By ALYSSA MAE CLARIN
MANILA — Filipino journalists commemorated World Press Freedom Day with a warning against the increasing attacks against the Philippine independent media and concerns on the upcoming elections.
In a forum organized by the Freedom for Media Freedom for All Coalition titled, “The State of Media Freedom in the Philippines: Journalism Under Siege,” media groups emphasized that there have been 23 journalists killed under President Duterte and 258 cases of threats and attacks from June 2016 to April 2022.
Of these attacks, the coalition reported that 56 are libel and cyberlibel cases, while 145 were perpetuated by state agents.
“At least three journalists have been killed during the election period,” said National Union of Journalists of the Philippines chairperson Jonathan De Santos.
Downplaying of attacks
De Santos noted how attacks against journalists are being downplayed. While they welcome the investigation of the Presidential Task Force for Media Security, the debate sometimes “tend to go on whether it was work-related, or whether the victim was a journalist.”
“Actions and statements that tend to minimize and play down attacks and threats against journalists make these attacks more likely, and also make it more difficult for colleagues to report that they are victims,” said De Santos, citing the case of Baguio City-based journalist Aldwin Quitasol, whose shooting incident was downplayed by local authorities as the sound of a motorcycle backfiring instead of bullets.
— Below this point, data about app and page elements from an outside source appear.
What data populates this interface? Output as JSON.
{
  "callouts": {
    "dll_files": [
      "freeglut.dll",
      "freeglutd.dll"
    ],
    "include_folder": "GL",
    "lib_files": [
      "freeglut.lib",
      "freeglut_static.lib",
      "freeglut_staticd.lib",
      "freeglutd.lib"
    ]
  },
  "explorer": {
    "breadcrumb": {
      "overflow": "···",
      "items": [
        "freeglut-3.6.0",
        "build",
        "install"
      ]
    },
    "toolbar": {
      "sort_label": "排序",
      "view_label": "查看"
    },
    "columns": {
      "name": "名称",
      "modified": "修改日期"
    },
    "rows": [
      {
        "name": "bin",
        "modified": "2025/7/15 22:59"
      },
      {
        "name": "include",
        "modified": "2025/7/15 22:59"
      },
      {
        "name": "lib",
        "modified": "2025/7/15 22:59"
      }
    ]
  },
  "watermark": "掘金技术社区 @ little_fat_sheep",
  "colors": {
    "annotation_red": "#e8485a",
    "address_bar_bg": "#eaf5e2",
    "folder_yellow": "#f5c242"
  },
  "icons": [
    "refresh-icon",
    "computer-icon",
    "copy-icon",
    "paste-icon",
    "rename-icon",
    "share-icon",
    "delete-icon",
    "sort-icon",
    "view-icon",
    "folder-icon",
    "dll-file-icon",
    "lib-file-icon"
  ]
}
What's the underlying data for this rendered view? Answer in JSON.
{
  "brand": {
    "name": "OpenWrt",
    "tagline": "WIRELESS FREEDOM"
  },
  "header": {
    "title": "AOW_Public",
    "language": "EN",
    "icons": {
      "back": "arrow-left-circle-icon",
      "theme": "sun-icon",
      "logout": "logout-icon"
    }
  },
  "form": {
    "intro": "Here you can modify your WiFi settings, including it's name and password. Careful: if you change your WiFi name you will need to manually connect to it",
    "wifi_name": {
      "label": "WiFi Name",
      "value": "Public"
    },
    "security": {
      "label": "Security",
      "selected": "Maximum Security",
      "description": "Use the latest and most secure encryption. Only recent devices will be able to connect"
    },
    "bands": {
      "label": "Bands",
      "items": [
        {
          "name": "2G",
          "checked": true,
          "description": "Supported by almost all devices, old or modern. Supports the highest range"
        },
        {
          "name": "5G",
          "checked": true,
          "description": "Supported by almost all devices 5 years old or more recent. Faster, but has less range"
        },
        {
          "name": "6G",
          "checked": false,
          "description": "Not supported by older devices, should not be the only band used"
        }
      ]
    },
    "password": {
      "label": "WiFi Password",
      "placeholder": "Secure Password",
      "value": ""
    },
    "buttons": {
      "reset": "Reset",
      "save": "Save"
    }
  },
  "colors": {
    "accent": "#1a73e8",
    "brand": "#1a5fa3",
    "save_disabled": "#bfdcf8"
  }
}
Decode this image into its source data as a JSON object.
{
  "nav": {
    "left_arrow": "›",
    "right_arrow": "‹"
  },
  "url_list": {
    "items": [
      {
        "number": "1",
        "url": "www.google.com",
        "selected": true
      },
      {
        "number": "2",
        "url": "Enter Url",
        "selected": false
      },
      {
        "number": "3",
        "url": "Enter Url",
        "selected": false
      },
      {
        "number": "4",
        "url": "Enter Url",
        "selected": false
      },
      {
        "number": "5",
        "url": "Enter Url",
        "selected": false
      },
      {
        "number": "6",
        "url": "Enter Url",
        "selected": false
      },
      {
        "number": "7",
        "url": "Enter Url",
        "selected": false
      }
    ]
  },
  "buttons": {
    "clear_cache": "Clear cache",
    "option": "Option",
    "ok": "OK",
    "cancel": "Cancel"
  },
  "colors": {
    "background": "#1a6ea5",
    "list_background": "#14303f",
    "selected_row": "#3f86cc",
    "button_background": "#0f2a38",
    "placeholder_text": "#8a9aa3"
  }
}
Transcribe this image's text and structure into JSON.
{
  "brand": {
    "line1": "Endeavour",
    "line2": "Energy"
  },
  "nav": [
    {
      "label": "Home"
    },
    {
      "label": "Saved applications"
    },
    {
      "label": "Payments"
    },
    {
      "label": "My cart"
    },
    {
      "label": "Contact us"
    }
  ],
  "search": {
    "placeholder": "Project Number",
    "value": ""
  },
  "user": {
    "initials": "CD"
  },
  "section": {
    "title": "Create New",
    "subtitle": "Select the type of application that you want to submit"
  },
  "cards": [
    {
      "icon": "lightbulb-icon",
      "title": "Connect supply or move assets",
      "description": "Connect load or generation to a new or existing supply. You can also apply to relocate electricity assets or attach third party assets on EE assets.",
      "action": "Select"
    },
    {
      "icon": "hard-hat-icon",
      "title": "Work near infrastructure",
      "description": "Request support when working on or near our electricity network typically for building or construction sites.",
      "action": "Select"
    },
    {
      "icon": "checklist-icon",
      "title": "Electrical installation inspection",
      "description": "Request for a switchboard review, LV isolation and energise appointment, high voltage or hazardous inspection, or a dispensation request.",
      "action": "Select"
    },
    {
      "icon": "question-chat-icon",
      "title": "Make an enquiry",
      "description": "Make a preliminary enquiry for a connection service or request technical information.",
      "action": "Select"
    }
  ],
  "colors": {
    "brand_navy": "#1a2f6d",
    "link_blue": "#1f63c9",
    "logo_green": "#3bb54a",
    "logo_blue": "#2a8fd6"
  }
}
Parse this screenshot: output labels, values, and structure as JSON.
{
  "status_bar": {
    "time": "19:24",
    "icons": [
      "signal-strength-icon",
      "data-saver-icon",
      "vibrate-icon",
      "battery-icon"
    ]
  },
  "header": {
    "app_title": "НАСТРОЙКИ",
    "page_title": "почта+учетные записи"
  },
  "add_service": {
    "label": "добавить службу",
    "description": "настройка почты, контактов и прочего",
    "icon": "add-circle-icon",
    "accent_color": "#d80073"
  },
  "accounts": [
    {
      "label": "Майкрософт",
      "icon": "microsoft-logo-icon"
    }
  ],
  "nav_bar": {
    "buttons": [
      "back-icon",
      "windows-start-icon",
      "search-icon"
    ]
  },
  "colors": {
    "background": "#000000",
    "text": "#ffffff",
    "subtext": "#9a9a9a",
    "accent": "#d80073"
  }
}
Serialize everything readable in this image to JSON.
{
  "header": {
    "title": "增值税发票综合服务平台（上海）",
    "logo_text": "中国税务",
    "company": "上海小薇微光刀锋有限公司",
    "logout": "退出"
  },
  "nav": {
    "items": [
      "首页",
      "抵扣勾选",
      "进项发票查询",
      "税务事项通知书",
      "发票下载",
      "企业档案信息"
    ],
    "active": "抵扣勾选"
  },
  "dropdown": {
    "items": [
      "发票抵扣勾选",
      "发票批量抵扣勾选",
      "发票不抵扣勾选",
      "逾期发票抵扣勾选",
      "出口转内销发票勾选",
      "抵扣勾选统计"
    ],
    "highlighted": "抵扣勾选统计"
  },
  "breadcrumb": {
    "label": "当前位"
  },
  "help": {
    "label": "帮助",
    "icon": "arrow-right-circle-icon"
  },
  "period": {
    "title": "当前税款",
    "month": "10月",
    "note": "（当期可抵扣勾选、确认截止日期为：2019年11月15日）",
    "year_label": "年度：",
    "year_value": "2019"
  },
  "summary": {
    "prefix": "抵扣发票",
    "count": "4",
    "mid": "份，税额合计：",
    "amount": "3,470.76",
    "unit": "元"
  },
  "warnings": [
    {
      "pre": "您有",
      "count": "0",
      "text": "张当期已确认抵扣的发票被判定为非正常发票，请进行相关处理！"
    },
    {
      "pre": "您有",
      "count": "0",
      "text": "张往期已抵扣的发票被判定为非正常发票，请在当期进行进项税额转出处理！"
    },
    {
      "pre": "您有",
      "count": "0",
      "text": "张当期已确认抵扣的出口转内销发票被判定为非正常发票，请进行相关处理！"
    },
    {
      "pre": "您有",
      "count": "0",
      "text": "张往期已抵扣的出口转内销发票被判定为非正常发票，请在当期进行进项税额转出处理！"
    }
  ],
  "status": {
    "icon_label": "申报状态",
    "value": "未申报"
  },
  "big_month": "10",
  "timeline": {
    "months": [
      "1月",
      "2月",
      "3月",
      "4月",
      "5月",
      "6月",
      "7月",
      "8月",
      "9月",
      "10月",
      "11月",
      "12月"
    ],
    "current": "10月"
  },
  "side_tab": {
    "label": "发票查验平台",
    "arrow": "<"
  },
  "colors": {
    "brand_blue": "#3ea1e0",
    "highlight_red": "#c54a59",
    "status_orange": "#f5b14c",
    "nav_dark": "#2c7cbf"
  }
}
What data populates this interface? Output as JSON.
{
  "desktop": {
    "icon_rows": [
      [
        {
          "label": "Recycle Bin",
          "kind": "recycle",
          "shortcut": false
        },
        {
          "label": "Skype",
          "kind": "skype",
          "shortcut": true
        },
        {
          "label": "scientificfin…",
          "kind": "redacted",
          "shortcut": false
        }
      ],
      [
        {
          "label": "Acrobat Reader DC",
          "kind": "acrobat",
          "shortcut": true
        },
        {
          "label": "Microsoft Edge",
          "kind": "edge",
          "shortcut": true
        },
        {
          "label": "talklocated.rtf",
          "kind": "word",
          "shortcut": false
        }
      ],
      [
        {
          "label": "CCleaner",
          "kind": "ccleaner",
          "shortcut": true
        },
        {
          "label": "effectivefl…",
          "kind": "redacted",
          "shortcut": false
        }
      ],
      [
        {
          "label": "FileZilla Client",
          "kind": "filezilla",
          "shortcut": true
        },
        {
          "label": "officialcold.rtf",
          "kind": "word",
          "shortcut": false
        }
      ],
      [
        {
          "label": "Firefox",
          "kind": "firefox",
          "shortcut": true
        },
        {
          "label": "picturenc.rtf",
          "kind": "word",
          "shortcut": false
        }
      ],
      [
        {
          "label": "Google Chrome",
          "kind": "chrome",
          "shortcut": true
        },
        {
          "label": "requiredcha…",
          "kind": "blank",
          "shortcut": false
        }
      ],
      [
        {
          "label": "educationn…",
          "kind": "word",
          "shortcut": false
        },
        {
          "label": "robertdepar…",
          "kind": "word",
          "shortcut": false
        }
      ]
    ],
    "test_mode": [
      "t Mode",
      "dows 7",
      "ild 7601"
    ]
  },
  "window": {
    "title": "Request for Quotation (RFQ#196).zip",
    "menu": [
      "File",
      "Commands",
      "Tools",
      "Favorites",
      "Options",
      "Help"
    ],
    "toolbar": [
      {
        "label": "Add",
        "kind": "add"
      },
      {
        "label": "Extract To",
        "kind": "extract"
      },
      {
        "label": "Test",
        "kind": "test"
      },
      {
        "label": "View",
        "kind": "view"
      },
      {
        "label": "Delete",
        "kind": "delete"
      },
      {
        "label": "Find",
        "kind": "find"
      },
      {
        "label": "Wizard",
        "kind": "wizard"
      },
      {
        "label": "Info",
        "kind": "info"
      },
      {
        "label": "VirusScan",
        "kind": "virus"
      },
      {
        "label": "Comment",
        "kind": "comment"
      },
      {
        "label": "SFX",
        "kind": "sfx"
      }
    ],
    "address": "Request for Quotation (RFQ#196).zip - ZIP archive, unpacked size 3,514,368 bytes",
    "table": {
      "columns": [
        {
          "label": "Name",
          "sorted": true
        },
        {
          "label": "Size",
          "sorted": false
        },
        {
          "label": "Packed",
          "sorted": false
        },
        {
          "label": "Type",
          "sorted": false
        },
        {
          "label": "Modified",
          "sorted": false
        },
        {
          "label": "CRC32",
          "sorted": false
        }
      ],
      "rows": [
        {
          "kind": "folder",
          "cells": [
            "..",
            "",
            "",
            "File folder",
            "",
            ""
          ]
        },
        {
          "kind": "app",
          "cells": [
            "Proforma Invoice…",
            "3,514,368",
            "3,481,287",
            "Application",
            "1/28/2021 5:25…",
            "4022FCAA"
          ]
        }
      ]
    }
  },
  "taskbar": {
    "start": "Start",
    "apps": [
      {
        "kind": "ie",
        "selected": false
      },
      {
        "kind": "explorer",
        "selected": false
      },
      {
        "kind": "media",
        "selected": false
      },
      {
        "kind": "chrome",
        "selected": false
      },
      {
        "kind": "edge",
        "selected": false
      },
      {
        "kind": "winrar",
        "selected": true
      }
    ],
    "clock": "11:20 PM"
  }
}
Meanwhile, Joel Reyes, the mastermind behind the 2011 killing of environmentalist and broadcaster Gerry Ortega, remains free and is even running as governor in Palawan.
De Santos emphasized the rampant red-tagging among journalists. This has escalated to filing of trumped up charges that put journalists behind bars as in the case of Tacloban City-based journalist Frenchie Mae Cumpio, who remains in jail as of this writing.
Before her illegal arrest, Cumpio was repeatedly labeled as a ranking member of the Communist Party of the Philippines.
Center for Media Freedom and Responsibility executive director Melinda de Jesus noted the increased cyber-attacks against the press from November 2021 to April 2022.
De Santos noted the emerging number of election-related incidents, including the Commission on Elections very own commissioner Rey Bulay who threatened to sue journalists for libel if they ‘”misinterpret” him. Meanwhile, there has been cases of journalists being barred from covering presidential candidate Ferdinand Marcos Jr.’s campaign trail.
Despite the difficulties, the NUJP urged their fellow journalists to remain steadfast, saying that the Philippine media “will not rise or fall on the outcome of the May elections, that the work we do will continue whoever is in power.”